*** Block opens ***
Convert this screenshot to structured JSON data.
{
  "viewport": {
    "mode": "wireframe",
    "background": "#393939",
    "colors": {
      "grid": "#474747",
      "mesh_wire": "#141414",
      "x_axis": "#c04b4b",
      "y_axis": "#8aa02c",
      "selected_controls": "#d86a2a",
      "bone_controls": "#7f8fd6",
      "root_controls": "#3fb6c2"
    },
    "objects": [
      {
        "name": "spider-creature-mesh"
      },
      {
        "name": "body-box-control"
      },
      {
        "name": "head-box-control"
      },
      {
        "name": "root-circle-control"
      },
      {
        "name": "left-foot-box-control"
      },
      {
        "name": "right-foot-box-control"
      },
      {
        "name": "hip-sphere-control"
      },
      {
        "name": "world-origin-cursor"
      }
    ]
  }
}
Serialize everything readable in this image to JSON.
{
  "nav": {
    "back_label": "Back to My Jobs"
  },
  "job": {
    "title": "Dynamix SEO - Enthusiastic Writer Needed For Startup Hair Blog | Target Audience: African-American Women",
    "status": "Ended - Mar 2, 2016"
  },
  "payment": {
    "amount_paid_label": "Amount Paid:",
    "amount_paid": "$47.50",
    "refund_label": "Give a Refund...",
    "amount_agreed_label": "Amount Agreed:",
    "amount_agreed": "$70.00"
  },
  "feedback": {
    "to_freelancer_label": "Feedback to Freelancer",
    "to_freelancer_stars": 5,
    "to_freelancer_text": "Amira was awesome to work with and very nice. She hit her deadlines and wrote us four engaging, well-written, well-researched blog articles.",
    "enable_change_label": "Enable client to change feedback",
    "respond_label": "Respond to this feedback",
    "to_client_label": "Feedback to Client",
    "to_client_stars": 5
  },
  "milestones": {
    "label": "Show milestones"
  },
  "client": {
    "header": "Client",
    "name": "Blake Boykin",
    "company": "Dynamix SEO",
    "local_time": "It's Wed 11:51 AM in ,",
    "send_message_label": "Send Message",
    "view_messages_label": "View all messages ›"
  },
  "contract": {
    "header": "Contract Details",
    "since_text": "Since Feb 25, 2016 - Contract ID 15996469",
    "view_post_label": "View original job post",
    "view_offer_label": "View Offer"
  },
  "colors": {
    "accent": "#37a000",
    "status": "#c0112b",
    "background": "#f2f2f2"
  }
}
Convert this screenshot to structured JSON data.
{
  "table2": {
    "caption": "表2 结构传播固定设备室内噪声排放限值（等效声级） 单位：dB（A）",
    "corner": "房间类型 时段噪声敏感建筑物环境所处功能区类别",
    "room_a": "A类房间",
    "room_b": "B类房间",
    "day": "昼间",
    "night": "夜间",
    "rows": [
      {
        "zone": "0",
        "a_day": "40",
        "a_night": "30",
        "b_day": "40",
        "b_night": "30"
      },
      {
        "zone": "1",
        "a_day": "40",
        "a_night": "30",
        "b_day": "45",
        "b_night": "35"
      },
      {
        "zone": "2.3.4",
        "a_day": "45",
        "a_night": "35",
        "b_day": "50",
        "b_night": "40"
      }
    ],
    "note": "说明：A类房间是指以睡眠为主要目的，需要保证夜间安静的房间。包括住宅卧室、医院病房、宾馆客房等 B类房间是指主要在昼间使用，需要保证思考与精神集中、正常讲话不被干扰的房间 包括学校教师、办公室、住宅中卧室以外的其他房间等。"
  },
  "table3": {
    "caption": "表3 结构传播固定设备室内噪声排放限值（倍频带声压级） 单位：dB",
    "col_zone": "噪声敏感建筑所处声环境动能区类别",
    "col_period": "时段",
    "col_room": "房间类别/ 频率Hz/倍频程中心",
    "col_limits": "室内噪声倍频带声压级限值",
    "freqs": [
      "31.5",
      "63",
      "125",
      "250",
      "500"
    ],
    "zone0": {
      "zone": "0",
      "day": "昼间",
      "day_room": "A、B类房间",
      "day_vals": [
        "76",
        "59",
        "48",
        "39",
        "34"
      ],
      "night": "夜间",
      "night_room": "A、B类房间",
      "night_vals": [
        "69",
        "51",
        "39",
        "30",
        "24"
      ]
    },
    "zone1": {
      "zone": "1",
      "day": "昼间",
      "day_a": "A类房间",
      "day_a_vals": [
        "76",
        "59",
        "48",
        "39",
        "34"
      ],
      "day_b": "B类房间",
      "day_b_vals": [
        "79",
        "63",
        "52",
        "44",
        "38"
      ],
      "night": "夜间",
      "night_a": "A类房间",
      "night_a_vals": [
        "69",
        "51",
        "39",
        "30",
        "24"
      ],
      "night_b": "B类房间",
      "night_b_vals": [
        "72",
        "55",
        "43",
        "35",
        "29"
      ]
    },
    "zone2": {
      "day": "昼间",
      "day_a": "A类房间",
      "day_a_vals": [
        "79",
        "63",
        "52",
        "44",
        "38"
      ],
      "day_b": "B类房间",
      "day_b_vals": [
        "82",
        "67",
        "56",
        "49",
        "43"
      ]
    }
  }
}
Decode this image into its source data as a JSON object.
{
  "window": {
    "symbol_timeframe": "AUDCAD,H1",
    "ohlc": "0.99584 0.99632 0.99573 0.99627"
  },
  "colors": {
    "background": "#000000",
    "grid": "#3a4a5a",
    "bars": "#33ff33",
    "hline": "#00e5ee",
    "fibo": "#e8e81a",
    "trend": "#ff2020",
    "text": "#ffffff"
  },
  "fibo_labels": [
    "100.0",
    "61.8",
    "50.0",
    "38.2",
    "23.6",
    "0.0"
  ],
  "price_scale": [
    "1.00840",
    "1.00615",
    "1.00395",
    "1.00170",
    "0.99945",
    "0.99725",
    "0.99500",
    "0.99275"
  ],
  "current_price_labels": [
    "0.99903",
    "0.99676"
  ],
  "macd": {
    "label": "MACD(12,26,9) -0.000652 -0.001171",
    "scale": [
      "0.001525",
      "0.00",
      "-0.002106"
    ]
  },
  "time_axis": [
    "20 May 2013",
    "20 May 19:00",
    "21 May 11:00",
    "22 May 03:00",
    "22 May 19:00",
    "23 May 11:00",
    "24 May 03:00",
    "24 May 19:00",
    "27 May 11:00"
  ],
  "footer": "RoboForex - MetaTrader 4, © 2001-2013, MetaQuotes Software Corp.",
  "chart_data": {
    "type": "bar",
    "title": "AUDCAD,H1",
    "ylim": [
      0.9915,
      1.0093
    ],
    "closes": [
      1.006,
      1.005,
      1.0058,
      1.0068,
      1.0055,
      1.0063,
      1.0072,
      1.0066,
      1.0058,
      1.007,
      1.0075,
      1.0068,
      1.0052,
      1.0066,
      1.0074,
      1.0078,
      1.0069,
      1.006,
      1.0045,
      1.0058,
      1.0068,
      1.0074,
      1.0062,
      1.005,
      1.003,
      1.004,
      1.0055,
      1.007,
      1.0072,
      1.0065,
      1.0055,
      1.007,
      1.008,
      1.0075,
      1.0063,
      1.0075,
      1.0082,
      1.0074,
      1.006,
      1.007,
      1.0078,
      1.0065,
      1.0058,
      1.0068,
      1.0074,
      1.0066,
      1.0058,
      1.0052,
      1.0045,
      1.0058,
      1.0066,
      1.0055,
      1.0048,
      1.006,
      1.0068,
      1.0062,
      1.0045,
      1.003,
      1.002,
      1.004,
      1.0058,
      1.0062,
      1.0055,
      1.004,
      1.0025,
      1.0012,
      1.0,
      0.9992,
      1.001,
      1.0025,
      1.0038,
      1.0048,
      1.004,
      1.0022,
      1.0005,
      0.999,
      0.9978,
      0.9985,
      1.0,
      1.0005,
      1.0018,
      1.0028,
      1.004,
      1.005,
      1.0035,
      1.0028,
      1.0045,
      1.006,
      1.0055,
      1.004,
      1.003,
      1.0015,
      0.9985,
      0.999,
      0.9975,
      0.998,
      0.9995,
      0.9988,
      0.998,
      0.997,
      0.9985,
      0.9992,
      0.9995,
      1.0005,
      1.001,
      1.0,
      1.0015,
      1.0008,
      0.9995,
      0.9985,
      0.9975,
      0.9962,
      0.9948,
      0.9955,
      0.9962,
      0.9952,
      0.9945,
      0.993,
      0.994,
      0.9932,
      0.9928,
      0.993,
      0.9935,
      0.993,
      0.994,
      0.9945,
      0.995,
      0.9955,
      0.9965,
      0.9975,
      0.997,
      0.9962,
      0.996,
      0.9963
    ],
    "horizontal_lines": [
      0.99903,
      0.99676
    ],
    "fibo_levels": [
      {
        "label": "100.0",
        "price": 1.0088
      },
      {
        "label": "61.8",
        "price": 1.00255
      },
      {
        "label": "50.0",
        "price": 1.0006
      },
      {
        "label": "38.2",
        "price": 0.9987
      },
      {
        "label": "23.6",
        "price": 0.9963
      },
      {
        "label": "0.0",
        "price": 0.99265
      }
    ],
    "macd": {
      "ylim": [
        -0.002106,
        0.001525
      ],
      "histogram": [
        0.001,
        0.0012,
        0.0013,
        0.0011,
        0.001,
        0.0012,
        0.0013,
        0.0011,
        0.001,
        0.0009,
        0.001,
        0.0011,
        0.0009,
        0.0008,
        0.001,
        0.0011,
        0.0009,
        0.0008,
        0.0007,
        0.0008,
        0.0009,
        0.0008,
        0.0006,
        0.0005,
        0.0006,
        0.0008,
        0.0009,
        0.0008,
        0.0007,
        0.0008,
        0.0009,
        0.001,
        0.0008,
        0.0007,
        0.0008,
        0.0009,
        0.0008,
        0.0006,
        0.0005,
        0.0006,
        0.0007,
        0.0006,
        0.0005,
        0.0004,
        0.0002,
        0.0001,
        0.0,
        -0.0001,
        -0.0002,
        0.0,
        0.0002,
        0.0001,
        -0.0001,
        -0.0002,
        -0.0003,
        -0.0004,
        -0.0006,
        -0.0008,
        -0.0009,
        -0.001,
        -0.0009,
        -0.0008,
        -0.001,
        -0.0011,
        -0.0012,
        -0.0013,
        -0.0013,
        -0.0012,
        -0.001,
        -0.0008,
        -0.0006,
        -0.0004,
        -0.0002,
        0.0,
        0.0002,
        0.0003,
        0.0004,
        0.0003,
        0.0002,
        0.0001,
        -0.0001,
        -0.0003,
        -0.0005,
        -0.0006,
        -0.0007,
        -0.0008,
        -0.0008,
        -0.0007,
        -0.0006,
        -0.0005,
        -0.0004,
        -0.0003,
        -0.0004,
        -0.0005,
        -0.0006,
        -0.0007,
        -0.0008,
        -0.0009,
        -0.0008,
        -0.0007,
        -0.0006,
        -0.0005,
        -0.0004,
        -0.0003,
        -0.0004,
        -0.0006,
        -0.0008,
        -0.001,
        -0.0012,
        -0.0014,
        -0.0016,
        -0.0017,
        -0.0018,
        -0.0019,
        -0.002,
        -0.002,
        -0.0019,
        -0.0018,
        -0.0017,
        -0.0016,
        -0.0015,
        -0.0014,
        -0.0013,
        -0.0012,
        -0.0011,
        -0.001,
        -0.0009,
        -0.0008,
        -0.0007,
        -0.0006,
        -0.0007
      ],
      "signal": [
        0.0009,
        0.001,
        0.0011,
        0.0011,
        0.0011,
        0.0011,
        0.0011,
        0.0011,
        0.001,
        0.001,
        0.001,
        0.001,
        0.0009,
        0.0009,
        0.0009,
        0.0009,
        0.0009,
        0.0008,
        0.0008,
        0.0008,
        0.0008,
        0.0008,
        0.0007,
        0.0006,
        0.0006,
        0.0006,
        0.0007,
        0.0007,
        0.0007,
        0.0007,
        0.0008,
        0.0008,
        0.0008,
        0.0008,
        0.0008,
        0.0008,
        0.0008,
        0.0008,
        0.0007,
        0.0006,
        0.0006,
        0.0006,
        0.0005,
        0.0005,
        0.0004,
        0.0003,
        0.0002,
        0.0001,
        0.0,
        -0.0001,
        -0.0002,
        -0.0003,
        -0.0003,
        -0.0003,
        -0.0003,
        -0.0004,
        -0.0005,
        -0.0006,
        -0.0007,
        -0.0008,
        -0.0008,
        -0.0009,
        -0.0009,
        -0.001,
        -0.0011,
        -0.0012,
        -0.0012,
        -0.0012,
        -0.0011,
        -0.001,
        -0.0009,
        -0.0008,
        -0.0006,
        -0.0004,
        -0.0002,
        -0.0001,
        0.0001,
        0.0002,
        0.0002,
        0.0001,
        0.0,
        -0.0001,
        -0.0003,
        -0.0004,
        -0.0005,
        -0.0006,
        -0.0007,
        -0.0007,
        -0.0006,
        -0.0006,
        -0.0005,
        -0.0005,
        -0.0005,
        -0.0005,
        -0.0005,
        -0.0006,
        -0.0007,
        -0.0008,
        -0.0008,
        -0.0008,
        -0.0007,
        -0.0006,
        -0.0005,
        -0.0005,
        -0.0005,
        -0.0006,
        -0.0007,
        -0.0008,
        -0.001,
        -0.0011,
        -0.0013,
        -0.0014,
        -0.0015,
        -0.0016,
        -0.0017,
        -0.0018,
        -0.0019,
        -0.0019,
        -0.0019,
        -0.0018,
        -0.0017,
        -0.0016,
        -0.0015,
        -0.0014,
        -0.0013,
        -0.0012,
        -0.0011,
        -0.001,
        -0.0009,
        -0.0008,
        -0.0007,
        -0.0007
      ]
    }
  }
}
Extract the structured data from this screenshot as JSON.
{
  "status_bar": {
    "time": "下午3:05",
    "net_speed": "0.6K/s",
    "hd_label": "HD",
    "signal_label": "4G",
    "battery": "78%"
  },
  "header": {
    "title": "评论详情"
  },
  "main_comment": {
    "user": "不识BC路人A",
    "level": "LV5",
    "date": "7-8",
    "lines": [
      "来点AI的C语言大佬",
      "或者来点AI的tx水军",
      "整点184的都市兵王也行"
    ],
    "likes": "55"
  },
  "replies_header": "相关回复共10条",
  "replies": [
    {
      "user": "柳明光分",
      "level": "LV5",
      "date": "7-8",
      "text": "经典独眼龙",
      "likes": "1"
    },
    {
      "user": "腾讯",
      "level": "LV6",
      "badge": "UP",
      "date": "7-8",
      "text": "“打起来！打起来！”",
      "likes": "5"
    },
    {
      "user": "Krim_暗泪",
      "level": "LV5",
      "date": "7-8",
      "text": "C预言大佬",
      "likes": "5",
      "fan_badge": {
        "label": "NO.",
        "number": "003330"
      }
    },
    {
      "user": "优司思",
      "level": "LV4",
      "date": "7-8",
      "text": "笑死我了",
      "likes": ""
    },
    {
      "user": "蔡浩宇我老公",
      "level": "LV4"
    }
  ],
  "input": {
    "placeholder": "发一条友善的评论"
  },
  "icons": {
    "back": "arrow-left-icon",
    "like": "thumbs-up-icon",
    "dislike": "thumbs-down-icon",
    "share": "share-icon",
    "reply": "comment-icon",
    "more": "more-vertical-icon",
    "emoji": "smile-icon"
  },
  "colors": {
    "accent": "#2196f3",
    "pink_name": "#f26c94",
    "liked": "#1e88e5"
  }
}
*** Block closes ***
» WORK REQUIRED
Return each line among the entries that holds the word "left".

» EXERCISE ANSWER
        "name": "left-foot-box-control"
    "back": "arrow-left-icon",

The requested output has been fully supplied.